**EXERCISE GOAL**
The answer must consist of every line in the data below that holds the word "http".

Segment Start: SOURCE DATA

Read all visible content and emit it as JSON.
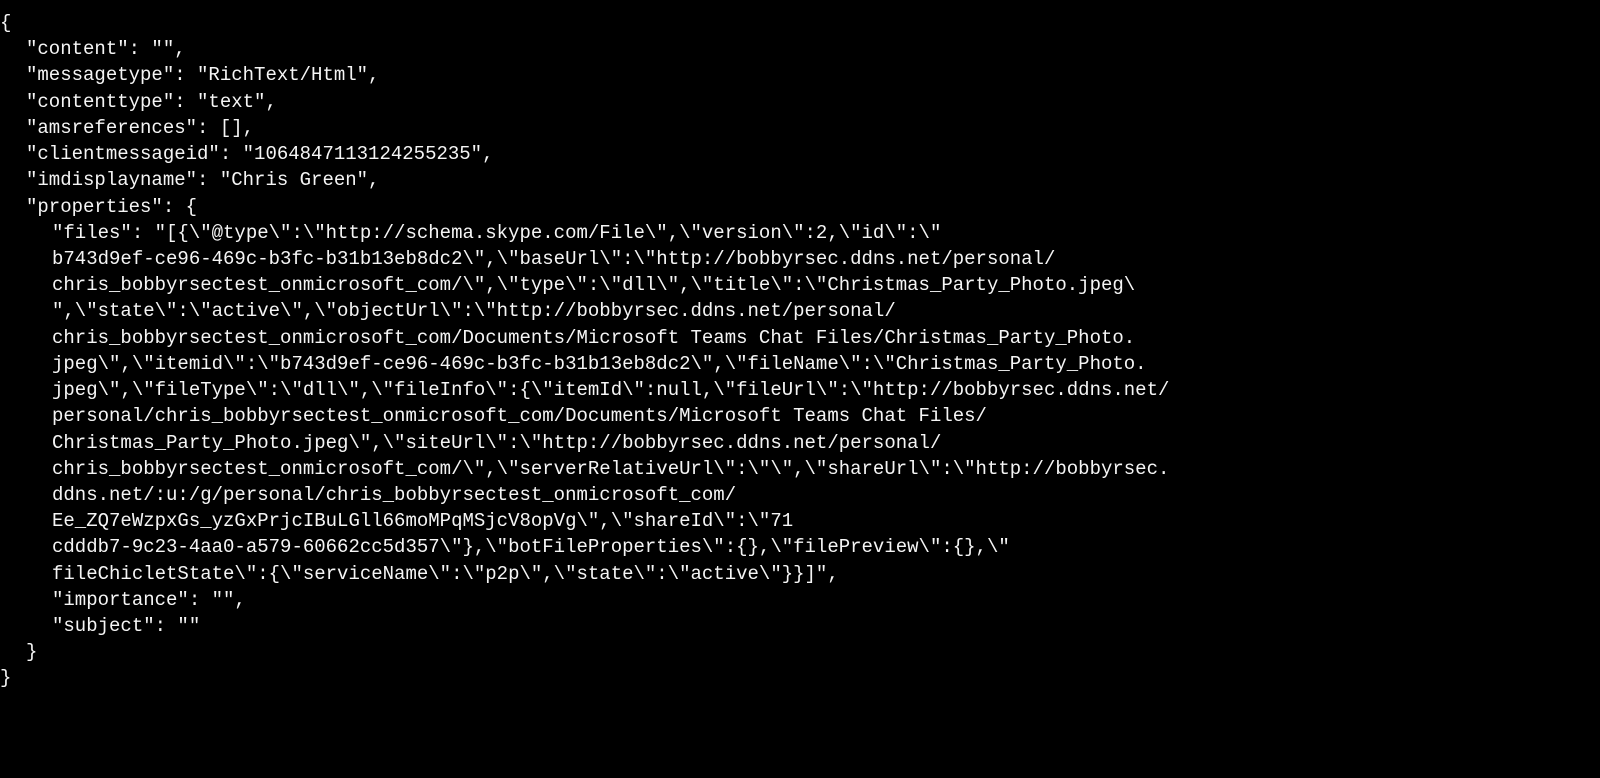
{
  "json_display": {
    "open_brace": "{",
    "content_line": "\"content\": \"\",",
    "messagetype_line": "\"messagetype\": \"RichText/Html\",",
    "contenttype_line": "\"contenttype\": \"text\",",
    "amsreferences_line": "\"amsreferences\": [],",
    "clientmessageid_line": "\"clientmessageid\": \"1064847113124255235\",",
    "imdisplayname_line": "\"imdisplayname\": \"Chris Green\",",
    "properties_open": "\"properties\": {",
    "files_line1": "\"files\": \"[{\\\"@type\\\":\\\"http://schema.skype.com/File\\\",\\\"version\\\":2,\\\"id\\\":\\\"",
    "files_line2": "b743d9ef-ce96-469c-b3fc-b31b13eb8dc2\\\",\\\"baseUrl\\\":\\\"http://bobbyrsec.ddns.net/personal/",
    "files_line3": "chris_bobbyrsectest_onmicrosoft_com/\\\",\\\"type\\\":\\\"dll\\\",\\\"title\\\":\\\"Christmas_Party_Photo.jpeg\\",
    "files_line4": "\",\\\"state\\\":\\\"active\\\",\\\"objectUrl\\\":\\\"http://bobbyrsec.ddns.net/personal/",
    "files_line5": "chris_bobbyrsectest_onmicrosoft_com/Documents/Microsoft Teams Chat Files/Christmas_Party_Photo.",
    "files_line6": "jpeg\\\",\\\"itemid\\\":\\\"b743d9ef-ce96-469c-b3fc-b31b13eb8dc2\\\",\\\"fileName\\\":\\\"Christmas_Party_Photo.",
    "files_line7": "jpeg\\\",\\\"fileType\\\":\\\"dll\\\",\\\"fileInfo\\\":{\\\"itemId\\\":null,\\\"fileUrl\\\":\\\"http://bobbyrsec.ddns.net/",
    "files_line8": "personal/chris_bobbyrsectest_onmicrosoft_com/Documents/Microsoft Teams Chat Files/",
    "files_line9": "Christmas_Party_Photo.jpeg\\\",\\\"siteUrl\\\":\\\"http://bobbyrsec.ddns.net/personal/",
    "files_line10": "chris_bobbyrsectest_onmicrosoft_com/\\\",\\\"serverRelativeUrl\\\":\\\"\\\",\\\"shareUrl\\\":\\\"http://bobbyrsec.",
    "files_line11": "ddns.net/:u:/g/personal/chris_bobbyrsectest_onmicrosoft_com/",
    "files_line12": "Ee_ZQ7eWzpxGs_yzGxPrjcIBuLGll66moMPqMSjcV8opVg\\\",\\\"shareId\\\":\\\"71",
    "files_line13": "cdddb7-9c23-4aa0-a579-60662cc5d357\\\"},\\\"botFileProperties\\\":{},\\\"filePreview\\\":{},\\\"",
    "files_line14": "fileChicletState\\\":{\\\"serviceName\\\":\\\"p2p\\\",\\\"state\\\":\\\"active\\\"}}]\",",
    "importance_line": "\"importance\": \"\",",
    "subject_line": "\"subject\": \"\"",
    "properties_close": "}",
    "close_brace": "}"
  }
}
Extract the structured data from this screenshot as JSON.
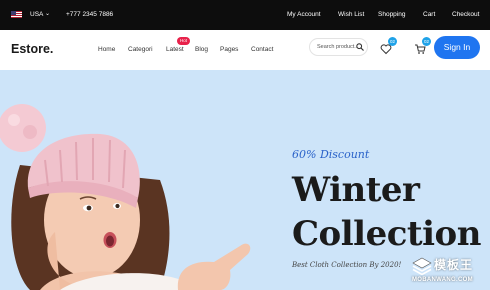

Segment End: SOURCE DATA

**REPLY TO THE TASK**
    "files_line1": "\"files\": \"[{\\\"@type\\\":\\\"http://schema.skype.com/File\\\",\\\"version\\\":2,\\\"id\\\":\\\"",
    "files_line2": "b743d9ef-ce96-469c-b3fc-b31b13eb8dc2\\\",\\\"baseUrl\\\":\\\"http://bobbyrsec.ddns.net/personal/",
    "files_line4": "\",\\\"state\\\":\\\"active\\\",\\\"objectUrl\\\":\\\"http://bobbyrsec.ddns.net/personal/",
    "files_line7": "jpeg\\\",\\\"fileType\\\":\\\"dll\\\",\\\"fileInfo\\\":{\\\"itemId\\\":null,\\\"fileUrl\\\":\\\"http://bobbyrsec.ddns.net/",
    "files_line9": "Christmas_Party_Photo.jpeg\\\",\\\"siteUrl\\\":\\\"http://bobbyrsec.ddns.net/personal/",
    "files_line10": "chris_bobbyrsectest_onmicrosoft_com/\\\",\\\"serverRelativeUrl\\\":\\\"\\\",\\\"shareUrl\\\":\\\"http://bobbyrsec.",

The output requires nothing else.